• PROBLEM DESCRIPTION
Return all the entries below exactly, except for the images they hold.

• SOURCE MATERIAL
§ §
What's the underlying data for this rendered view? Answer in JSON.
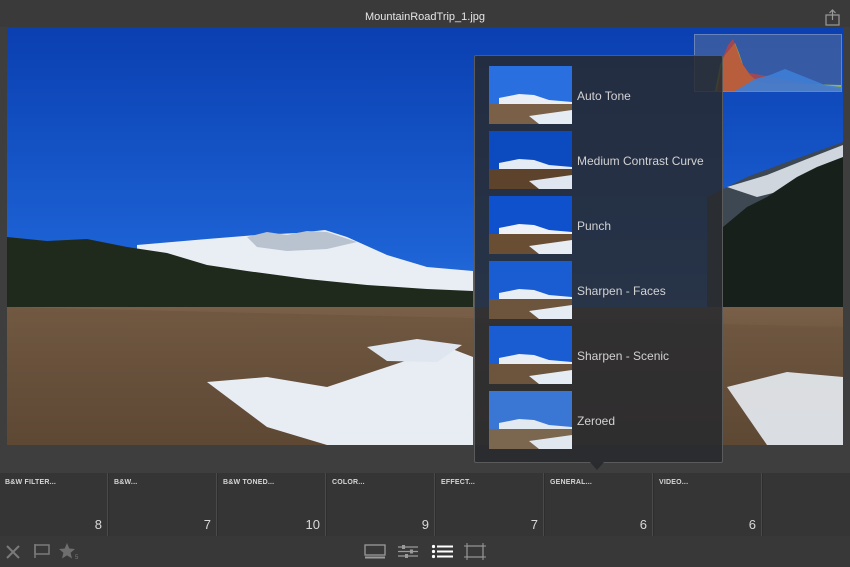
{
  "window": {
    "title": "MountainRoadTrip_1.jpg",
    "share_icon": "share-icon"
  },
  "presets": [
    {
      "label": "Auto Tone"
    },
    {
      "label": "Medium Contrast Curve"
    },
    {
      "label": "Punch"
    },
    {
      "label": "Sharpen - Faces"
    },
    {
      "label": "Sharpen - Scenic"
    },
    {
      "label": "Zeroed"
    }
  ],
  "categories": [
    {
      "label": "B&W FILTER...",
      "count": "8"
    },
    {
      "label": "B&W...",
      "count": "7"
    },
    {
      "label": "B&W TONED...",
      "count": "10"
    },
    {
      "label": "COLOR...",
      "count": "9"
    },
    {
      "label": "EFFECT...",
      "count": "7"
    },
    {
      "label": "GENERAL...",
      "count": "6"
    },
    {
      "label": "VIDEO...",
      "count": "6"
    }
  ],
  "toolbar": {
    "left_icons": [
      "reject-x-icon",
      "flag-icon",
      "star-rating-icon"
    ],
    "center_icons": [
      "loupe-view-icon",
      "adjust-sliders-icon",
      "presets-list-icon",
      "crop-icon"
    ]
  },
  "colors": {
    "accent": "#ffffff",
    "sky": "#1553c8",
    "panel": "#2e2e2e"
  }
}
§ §
• EXERCISE RESPONSE
What's the underlying data for this rendered view? Answer in JSON.
{
  "window": {
    "title": "MountainRoadTrip_1.jpg",
    "share_icon": "share-icon"
  },
  "presets": [
    {
      "label": "Auto Tone"
    },
    {
      "label": "Medium Contrast Curve"
    },
    {
      "label": "Punch"
    },
    {
      "label": "Sharpen - Faces"
    },
    {
      "label": "Sharpen - Scenic"
    },
    {
      "label": "Zeroed"
    }
  ],
  "categories": [
    {
      "label": "B&W FILTER...",
      "count": "8"
    },
    {
      "label": "B&W...",
      "count": "7"
    },
    {
      "label": "B&W TONED...",
      "count": "10"
    },
    {
      "label": "COLOR...",
      "count": "9"
    },
    {
      "label": "EFFECT...",
      "count": "7"
    },
    {
      "label": "GENERAL...",
      "count": "6"
    },
    {
      "label": "VIDEO...",
      "count": "6"
    }
  ],
  "toolbar": {
    "left_icons": [
      "reject-x-icon",
      "flag-icon",
      "star-rating-icon"
    ],
    "center_icons": [
      "loupe-view-icon",
      "adjust-sliders-icon",
      "presets-list-icon",
      "crop-icon"
    ]
  },
  "colors": {
    "accent": "#ffffff",
    "sky": "#1553c8",
    "panel": "#2e2e2e"
  }
}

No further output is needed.